Interface dataset entries:
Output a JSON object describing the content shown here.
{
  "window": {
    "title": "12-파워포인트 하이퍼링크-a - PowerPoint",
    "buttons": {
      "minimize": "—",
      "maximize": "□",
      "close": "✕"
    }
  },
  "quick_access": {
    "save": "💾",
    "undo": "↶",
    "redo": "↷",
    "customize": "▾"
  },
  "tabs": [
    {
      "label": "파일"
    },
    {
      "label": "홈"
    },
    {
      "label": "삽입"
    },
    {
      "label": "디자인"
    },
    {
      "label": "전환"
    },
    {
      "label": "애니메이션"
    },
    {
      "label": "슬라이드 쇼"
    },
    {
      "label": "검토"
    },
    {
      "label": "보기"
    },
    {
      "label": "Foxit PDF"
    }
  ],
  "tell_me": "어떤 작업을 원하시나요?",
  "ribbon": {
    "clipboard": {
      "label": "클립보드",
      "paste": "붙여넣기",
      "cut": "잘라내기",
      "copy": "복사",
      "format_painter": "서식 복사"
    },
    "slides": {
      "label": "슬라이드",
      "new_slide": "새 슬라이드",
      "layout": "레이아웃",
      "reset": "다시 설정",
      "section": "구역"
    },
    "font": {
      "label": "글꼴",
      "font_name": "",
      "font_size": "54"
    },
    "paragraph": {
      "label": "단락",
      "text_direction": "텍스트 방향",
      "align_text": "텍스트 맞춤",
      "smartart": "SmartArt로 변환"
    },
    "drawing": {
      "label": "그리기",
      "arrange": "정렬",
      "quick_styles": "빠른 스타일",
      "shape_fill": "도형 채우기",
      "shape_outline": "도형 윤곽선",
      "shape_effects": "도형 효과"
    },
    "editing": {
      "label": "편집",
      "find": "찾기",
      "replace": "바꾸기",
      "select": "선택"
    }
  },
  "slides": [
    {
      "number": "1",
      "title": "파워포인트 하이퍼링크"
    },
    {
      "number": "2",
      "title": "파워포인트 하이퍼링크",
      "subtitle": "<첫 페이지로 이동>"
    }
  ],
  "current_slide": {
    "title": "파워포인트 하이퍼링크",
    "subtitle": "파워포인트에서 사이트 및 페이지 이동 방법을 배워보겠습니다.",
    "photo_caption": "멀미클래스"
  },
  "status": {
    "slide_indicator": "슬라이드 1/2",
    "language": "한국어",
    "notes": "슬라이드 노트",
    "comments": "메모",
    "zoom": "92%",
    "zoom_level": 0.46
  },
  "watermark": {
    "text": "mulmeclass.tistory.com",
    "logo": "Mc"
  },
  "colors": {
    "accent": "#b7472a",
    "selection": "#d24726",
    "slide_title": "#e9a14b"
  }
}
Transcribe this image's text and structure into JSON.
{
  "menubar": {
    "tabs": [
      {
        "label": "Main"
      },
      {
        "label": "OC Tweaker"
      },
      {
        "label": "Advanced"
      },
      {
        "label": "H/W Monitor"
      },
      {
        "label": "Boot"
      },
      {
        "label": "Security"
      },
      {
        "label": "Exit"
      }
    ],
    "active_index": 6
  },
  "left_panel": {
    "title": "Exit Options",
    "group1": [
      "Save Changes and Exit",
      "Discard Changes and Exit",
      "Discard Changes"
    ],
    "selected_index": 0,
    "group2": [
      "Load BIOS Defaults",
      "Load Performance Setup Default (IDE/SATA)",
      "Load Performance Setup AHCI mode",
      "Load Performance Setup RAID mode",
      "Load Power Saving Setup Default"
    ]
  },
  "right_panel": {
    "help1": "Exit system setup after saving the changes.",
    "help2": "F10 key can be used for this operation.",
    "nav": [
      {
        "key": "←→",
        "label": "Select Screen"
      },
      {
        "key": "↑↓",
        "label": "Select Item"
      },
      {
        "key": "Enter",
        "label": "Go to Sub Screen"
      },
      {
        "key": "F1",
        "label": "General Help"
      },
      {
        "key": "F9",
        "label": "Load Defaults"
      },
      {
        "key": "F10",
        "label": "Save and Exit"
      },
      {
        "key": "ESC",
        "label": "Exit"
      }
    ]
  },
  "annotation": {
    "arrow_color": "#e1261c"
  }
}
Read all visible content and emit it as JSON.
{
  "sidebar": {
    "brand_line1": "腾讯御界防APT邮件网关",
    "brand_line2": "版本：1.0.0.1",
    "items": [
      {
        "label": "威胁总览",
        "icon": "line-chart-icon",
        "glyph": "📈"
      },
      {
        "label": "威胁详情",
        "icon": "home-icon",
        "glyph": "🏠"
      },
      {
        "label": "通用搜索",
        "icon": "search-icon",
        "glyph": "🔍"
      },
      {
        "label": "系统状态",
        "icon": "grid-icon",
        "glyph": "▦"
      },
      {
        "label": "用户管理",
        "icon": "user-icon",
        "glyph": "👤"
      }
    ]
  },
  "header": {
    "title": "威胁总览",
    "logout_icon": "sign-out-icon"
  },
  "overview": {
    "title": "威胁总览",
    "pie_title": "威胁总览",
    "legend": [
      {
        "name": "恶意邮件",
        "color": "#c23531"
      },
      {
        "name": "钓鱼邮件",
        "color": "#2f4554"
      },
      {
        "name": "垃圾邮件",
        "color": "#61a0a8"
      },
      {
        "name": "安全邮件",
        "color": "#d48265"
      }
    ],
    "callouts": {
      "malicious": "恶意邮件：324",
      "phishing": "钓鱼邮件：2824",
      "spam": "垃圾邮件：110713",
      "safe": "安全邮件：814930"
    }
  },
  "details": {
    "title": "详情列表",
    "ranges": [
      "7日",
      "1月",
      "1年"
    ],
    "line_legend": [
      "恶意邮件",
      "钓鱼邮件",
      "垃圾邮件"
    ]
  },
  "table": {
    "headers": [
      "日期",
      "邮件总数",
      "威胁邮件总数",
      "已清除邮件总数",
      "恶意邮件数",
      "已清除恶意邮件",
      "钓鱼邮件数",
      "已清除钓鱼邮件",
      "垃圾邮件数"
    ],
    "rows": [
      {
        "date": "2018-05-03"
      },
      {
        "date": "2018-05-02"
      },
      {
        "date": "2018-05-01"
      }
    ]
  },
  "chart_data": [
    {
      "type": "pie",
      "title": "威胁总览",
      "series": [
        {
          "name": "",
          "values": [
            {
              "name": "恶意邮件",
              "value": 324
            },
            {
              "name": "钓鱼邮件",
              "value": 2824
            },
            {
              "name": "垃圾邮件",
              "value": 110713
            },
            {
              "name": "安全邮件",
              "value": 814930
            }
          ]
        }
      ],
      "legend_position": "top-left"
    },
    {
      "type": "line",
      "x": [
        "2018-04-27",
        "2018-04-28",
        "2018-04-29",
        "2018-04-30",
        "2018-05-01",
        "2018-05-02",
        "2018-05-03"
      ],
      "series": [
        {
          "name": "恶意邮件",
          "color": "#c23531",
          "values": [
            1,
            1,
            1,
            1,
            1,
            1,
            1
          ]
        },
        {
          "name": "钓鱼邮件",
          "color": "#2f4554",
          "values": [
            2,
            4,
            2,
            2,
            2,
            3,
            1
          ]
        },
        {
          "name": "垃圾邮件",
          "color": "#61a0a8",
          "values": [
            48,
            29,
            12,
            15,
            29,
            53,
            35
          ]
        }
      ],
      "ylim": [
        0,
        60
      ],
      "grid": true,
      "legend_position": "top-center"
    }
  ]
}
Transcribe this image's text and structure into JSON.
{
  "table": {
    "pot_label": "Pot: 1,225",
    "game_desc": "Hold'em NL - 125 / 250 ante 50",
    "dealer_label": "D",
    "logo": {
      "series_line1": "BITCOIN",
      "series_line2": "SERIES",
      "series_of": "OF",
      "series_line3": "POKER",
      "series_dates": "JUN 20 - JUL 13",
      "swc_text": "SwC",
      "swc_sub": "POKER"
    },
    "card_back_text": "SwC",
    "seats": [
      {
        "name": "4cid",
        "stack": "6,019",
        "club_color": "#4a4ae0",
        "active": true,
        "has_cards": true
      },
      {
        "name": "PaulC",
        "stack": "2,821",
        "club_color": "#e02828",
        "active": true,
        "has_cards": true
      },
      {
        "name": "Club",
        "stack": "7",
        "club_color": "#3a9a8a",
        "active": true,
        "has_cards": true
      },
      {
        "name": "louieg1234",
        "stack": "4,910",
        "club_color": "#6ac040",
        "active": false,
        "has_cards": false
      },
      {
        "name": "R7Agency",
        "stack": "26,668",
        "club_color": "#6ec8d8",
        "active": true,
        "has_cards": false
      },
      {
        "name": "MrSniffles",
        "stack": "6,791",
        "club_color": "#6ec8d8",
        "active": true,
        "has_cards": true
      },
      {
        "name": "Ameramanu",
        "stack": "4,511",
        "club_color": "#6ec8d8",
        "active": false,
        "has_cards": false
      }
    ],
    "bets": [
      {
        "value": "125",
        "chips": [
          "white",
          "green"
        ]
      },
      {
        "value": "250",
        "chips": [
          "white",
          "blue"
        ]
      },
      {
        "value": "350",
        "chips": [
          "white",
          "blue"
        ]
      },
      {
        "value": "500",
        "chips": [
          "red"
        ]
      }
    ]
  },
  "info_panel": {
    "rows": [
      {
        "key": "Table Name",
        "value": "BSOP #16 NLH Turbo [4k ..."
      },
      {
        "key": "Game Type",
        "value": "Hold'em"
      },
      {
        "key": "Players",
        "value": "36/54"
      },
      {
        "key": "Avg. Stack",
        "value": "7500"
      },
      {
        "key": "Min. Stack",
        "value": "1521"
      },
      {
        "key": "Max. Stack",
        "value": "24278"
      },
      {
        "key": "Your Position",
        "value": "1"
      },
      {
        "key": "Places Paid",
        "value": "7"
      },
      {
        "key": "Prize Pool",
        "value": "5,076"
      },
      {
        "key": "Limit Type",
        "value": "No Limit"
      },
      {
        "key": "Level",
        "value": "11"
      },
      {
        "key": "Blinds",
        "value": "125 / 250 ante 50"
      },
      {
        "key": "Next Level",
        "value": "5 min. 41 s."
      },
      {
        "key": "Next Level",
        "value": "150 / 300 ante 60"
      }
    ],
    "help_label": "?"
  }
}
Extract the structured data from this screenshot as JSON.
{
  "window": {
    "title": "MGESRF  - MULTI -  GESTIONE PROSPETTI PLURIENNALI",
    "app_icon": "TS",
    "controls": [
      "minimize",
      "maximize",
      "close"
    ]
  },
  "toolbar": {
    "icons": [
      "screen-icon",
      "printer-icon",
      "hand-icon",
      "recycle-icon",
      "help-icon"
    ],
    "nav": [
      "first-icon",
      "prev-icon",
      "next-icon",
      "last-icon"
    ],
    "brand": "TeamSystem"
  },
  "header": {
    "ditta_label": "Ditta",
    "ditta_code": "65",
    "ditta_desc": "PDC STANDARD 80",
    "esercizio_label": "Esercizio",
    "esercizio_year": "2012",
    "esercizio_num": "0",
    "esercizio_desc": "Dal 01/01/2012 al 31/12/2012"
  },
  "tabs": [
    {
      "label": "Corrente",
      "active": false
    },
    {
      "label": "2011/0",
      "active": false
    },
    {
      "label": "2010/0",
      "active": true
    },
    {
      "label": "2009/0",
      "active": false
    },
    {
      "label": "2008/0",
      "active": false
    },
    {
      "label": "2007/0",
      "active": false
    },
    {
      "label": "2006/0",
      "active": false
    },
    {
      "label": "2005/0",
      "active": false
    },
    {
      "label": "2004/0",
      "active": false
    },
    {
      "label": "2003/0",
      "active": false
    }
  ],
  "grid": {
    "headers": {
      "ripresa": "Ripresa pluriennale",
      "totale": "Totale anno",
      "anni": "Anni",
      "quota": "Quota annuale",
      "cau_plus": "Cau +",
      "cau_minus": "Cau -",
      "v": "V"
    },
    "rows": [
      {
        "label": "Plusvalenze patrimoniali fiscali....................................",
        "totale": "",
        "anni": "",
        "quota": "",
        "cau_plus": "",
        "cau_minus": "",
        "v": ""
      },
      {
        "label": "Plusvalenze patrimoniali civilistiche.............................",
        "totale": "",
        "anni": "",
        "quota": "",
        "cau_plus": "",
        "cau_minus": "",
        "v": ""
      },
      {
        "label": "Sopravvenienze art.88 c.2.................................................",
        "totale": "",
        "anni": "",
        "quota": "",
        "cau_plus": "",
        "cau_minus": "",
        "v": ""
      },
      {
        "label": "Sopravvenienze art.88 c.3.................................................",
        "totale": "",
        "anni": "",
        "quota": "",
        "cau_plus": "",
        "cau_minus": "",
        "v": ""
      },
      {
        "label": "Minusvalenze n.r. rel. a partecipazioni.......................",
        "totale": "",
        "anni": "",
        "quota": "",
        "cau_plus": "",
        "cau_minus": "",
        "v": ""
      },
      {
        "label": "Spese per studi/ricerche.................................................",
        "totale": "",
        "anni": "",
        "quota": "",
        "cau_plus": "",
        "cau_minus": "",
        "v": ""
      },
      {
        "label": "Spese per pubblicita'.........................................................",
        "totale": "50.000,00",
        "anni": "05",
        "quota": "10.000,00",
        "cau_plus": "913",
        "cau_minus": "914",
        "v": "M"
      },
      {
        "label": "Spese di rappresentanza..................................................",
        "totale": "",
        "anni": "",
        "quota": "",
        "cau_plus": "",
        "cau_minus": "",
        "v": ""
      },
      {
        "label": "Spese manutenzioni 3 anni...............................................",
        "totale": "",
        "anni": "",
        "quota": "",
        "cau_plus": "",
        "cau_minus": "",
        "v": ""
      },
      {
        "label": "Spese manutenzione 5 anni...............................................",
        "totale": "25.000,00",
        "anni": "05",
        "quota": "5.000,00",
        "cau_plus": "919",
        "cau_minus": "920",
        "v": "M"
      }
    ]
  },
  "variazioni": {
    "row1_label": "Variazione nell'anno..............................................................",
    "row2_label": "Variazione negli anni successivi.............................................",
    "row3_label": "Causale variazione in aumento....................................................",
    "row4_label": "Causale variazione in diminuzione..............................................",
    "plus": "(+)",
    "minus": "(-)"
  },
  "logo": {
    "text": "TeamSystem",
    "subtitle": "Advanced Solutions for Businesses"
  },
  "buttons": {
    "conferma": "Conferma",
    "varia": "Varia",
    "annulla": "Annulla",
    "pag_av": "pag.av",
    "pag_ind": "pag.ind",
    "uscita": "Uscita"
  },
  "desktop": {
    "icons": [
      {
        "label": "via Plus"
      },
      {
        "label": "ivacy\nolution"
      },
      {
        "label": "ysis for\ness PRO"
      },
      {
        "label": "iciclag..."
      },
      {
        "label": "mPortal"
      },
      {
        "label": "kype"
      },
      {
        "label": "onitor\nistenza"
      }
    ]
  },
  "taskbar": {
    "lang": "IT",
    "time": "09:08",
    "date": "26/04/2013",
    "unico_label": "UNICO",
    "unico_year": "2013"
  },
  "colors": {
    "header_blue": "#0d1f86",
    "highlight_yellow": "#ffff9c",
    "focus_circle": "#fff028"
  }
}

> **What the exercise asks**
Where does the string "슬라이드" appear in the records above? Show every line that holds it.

> **Response to the task**
      "label": "슬라이드 쇼"
      "label": "슬라이드",
      "new_slide": "새 슬라이드",
    "slide_indicator": "슬라이드 1/2",
    "notes": "슬라이드 노트",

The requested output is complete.